## WHAT TO WORK ON
Each record is to be printed exactly as given, down to the last mark.

## DATA UNDER STUDY
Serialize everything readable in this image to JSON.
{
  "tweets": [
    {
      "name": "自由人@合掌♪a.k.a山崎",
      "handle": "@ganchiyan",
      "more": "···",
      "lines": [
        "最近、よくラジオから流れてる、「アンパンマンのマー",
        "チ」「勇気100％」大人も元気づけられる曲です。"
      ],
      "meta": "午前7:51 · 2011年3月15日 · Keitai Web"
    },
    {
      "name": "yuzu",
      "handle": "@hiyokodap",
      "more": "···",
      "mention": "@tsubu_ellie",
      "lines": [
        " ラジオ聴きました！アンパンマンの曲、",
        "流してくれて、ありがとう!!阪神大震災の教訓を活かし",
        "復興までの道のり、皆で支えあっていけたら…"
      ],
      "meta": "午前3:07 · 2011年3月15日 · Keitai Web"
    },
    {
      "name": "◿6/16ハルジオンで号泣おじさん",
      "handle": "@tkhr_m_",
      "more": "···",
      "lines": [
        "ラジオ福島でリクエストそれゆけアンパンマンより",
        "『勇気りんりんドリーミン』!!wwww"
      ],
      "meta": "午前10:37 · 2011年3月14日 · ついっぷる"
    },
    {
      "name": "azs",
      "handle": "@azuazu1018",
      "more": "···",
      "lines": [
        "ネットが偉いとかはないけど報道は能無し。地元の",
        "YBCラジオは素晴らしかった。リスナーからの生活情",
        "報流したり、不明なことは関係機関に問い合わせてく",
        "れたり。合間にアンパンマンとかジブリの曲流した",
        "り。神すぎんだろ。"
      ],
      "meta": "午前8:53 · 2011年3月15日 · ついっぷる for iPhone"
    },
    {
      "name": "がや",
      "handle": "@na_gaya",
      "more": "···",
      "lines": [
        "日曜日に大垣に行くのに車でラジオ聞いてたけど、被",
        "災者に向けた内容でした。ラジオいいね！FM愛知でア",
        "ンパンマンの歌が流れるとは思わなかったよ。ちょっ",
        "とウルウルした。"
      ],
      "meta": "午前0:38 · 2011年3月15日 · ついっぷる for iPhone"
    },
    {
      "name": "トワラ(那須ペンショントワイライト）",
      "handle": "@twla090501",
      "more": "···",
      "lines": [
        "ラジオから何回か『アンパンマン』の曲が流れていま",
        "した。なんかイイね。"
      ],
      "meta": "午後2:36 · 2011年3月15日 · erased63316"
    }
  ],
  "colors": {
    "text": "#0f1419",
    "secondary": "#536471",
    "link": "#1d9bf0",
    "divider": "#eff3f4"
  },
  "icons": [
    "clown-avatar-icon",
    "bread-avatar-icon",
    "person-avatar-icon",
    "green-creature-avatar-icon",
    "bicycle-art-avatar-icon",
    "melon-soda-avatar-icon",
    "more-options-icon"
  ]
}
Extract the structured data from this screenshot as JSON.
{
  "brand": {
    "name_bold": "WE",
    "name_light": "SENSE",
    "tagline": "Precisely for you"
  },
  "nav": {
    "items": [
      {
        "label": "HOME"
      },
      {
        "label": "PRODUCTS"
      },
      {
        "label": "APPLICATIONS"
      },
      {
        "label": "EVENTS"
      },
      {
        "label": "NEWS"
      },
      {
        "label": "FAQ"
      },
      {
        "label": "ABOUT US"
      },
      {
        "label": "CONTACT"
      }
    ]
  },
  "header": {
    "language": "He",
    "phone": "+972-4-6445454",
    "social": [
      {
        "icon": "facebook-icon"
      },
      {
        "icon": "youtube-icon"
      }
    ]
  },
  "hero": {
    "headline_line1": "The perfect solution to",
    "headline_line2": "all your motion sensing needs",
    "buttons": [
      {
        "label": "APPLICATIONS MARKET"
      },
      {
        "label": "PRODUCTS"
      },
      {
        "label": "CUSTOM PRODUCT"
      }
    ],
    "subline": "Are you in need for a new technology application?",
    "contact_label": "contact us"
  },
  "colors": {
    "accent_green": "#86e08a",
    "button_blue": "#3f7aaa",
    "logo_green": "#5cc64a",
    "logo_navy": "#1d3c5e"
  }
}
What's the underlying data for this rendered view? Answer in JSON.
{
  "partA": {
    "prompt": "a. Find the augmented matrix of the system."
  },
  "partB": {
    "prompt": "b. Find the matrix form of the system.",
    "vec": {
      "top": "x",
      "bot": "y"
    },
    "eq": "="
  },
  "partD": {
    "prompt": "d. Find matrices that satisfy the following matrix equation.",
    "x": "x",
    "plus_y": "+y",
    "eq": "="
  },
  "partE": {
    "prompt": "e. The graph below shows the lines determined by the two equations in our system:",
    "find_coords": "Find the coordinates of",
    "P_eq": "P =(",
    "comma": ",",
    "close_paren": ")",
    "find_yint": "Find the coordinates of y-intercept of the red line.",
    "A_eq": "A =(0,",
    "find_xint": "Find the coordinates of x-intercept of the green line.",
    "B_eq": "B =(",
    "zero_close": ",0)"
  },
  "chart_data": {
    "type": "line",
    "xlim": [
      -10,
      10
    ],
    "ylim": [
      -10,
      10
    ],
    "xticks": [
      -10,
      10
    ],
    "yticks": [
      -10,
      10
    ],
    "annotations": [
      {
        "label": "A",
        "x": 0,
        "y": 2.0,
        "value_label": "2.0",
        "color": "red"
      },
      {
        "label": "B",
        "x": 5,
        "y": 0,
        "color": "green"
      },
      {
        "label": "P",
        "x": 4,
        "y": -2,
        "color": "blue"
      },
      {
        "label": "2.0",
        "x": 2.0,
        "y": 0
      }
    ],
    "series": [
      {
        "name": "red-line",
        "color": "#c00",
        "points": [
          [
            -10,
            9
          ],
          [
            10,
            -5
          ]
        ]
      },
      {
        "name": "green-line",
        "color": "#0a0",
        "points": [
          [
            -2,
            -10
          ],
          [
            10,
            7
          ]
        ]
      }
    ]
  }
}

## WORKED SOLUTION
Serialize everything readable in this image to JSON.
{
  "tweets": [
    {
      "name": "自由人@合掌♪a.k.a山崎",
      "handle": "@ganchiyan",
      "more": "···",
      "lines": [
        "最近、よくラジオから流れてる、「アンパンマンのマー",
        "チ」「勇気100％」大人も元気づけられる曲です。"
      ],
      "meta": "午前7:51 · 2011年3月15日 · Keitai Web"
    },
    {
      "name": "yuzu",
      "handle": "@hiyokodap",
      "more": "···",
      "mention": "@tsubu_ellie",
      "lines": [
        " ラジオ聴きました！アンパンマンの曲、",
        "流してくれて、ありがとう!!阪神大震災の教訓を活かし",
        "復興までの道のり、皆で支えあっていけたら…"
      ],
      "meta": "午前3:07 · 2011年3月15日 · Keitai Web"
    },
    {
      "name": "◿6/16ハルジオンで号泣おじさん",
      "handle": "@tkhr_m_",
      "more": "···",
      "lines": [
        "ラジオ福島でリクエストそれゆけアンパンマンより",
        "『勇気りんりんドリーミン』!!wwww"
      ],
      "meta": "午前10:37 · 2011年3月14日 · ついっぷる"
    },
    {
      "name": "azs",
      "handle": "@azuazu1018",
      "more": "···",
      "lines": [
        "ネットが偉いとかはないけど報道は能無し。地元の",
        "YBCラジオは素晴らしかった。リスナーからの生活情",
        "報流したり、不明なことは関係機関に問い合わせてく",
        "れたり。合間にアンパンマンとかジブリの曲流した",
        "り。神すぎんだろ。"
      ],
      "meta": "午前8:53 · 2011年3月15日 · ついっぷる for iPhone"
    },
    {
      "name": "がや",
      "handle": "@na_gaya",
      "more": "···",
      "lines": [
        "日曜日に大垣に行くのに車でラジオ聞いてたけど、被",
        "災者に向けた内容でした。ラジオいいね！FM愛知でア",
        "ンパンマンの歌が流れるとは思わなかったよ。ちょっ",
        "とウルウルした。"
      ],
      "meta": "午前0:38 · 2011年3月15日 · ついっぷる for iPhone"
    },
    {
      "name": "トワラ(那須ペンショントワイライト）",
      "handle": "@twla090501",
      "more": "···",
      "lines": [
        "ラジオから何回か『アンパンマン』の曲が流れていま",
        "した。なんかイイね。"
      ],
      "meta": "午後2:36 · 2011年3月15日 · erased63316"
    }
  ],
  "colors": {
    "text": "#0f1419",
    "secondary": "#536471",
    "link": "#1d9bf0",
    "divider": "#eff3f4"
  },
  "icons": [
    "clown-avatar-icon",
    "bread-avatar-icon",
    "person-avatar-icon",
    "green-creature-avatar-icon",
    "bicycle-art-avatar-icon",
    "melon-soda-avatar-icon",
    "more-options-icon"
  ]
}
Extract the structured data from this screenshot as JSON.
{
  "brand": {
    "name_bold": "WE",
    "name_light": "SENSE",
    "tagline": "Precisely for you"
  },
  "nav": {
    "items": [
      {
        "label": "HOME"
      },
      {
        "label": "PRODUCTS"
      },
      {
        "label": "APPLICATIONS"
      },
      {
        "label": "EVENTS"
      },
      {
        "label": "NEWS"
      },
      {
        "label": "FAQ"
      },
      {
        "label": "ABOUT US"
      },
      {
        "label": "CONTACT"
      }
    ]
  },
  "header": {
    "language": "He",
    "phone": "+972-4-6445454",
    "social": [
      {
        "icon": "facebook-icon"
      },
      {
        "icon": "youtube-icon"
      }
    ]
  },
  "hero": {
    "headline_line1": "The perfect solution to",
    "headline_line2": "all your motion sensing needs",
    "buttons": [
      {
        "label": "APPLICATIONS MARKET"
      },
      {
        "label": "PRODUCTS"
      },
      {
        "label": "CUSTOM PRODUCT"
      }
    ],
    "subline": "Are you in need for a new technology application?",
    "contact_label": "contact us"
  },
  "colors": {
    "accent_green": "#86e08a",
    "button_blue": "#3f7aaa",
    "logo_green": "#5cc64a",
    "logo_navy": "#1d3c5e"
  }
}
What's the underlying data for this rendered view? Answer in JSON.
{
  "partA": {
    "prompt": "a. Find the augmented matrix of the system."
  },
  "partB": {
    "prompt": "b. Find the matrix form of the system.",
    "vec": {
      "top": "x",
      "bot": "y"
    },
    "eq": "="
  },
  "partD": {
    "prompt": "d. Find matrices that satisfy the following matrix equation.",
    "x": "x",
    "plus_y": "+y",
    "eq": "="
  },
  "partE": {
    "prompt": "e. The graph below shows the lines determined by the two equations in our system:",
    "find_coords": "Find the coordinates of",
    "P_eq": "P =(",
    "comma": ",",
    "close_paren": ")",
    "find_yint": "Find the coordinates of y-intercept of the red line.",
    "A_eq": "A =(0,",
    "find_xint": "Find the coordinates of x-intercept of the green line.",
    "B_eq": "B =(",
    "zero_close": ",0)"
  },
  "chart_data": {
    "type": "line",
    "xlim": [
      -10,
      10
    ],
    "ylim": [
      -10,
      10
    ],
    "xticks": [
      -10,
      10
    ],
    "yticks": [
      -10,
      10
    ],
    "annotations": [
      {
        "label": "A",
        "x": 0,
        "y": 2.0,
        "value_label": "2.0",
        "color": "red"
      },
      {
        "label": "B",
        "x": 5,
        "y": 0,
        "color": "green"
      },
      {
        "label": "P",
        "x": 4,
        "y": -2,
        "color": "blue"
      },
      {
        "label": "2.0",
        "x": 2.0,
        "y": 0
      }
    ],
    "series": [
      {
        "name": "red-line",
        "color": "#c00",
        "points": [
          [
            -10,
            9
          ],
          [
            10,
            -5
          ]
        ]
      },
      {
        "name": "green-line",
        "color": "#0a0",
        "points": [
          [
            -2,
            -10
          ],
          [
            10,
            7
          ]
        ]
      }
    ]
  }
}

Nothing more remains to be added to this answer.